Austria – recognised around the world for its mountain villages, baroque architecture, Imperial history and rugged Alpine terrain – has fallen three places to 17. Politically, it’s been a rollercoaster year. The Conservative’s Sebastian Kurz became the world’s youngest head of government, and at 31, the first millennial to lead a European Union state. But his victory wasn’t all smooth sailing. Riding the global wave of migration hysteria, Austrians handed the far-right Freedom Party of Austria (FPO) the third largest share of the vote, and Kurz was forced to form a coalition with this popular party. Austria’s criticism of key allies and institutions like Germany and the European Union – and the fact that it is one of the few countries in Western Europe with a far-right presence in government – may impact on its reputation for stability and tolerance. But for now, these events haven’t affected Austria’s performance in the Government sub-index. Austria enjoys an enviable tourism industry, sitting just outside the top-10 for tourist arrivals. It’s not hard to see why. Vienna was this year named the world’s most liveable city for the ninth year in a row, thanks in no small part to its rich history and culture. Vienna is the birthplace of café society; home to one of the greatest art collections in Europe; and as the birthplace of Mozart, Haydn, and Beethoven, boasts an impressive philharmonic.
Once again, Austria’s strongest performance is in the Digital sub-index, sitting comfortably inside the top-10. The appeal of Kurz’s youthfulness has translated abroad, and he is widely engaged with on social media by international audiences. Austria also has strong digital infrastructure and high internet penetration rates.
The Alpine country falls behind many of its European neighbours in the international polling. The election of a far-right party to power – and the government’s hard line towards immigration – may have impacted on global perceptions. Austria would benefit from a concerted push to promote its many other soft power assets, from its natural scenery to its cultural scene that blends history and contemporary.

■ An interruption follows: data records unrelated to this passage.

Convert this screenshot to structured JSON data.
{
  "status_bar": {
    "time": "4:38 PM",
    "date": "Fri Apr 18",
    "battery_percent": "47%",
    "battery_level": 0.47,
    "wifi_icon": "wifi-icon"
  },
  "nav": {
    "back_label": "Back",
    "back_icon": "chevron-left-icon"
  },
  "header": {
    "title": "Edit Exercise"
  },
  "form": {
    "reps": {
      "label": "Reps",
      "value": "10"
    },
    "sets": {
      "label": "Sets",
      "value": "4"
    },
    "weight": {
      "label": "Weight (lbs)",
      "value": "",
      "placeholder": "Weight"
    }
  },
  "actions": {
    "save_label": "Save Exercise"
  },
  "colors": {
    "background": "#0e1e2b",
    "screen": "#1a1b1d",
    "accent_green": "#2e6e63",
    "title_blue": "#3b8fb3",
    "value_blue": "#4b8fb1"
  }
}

Vienna is one of the most important headquarters of international organisations, from the Office on Drugs and Crime (UNODOC) to the International Atomic Energy Agency (IAEA). Vienna would do well to leverage this important role – in the same way that Belgium has – to raise its international profile and improve positive perceptions abroad.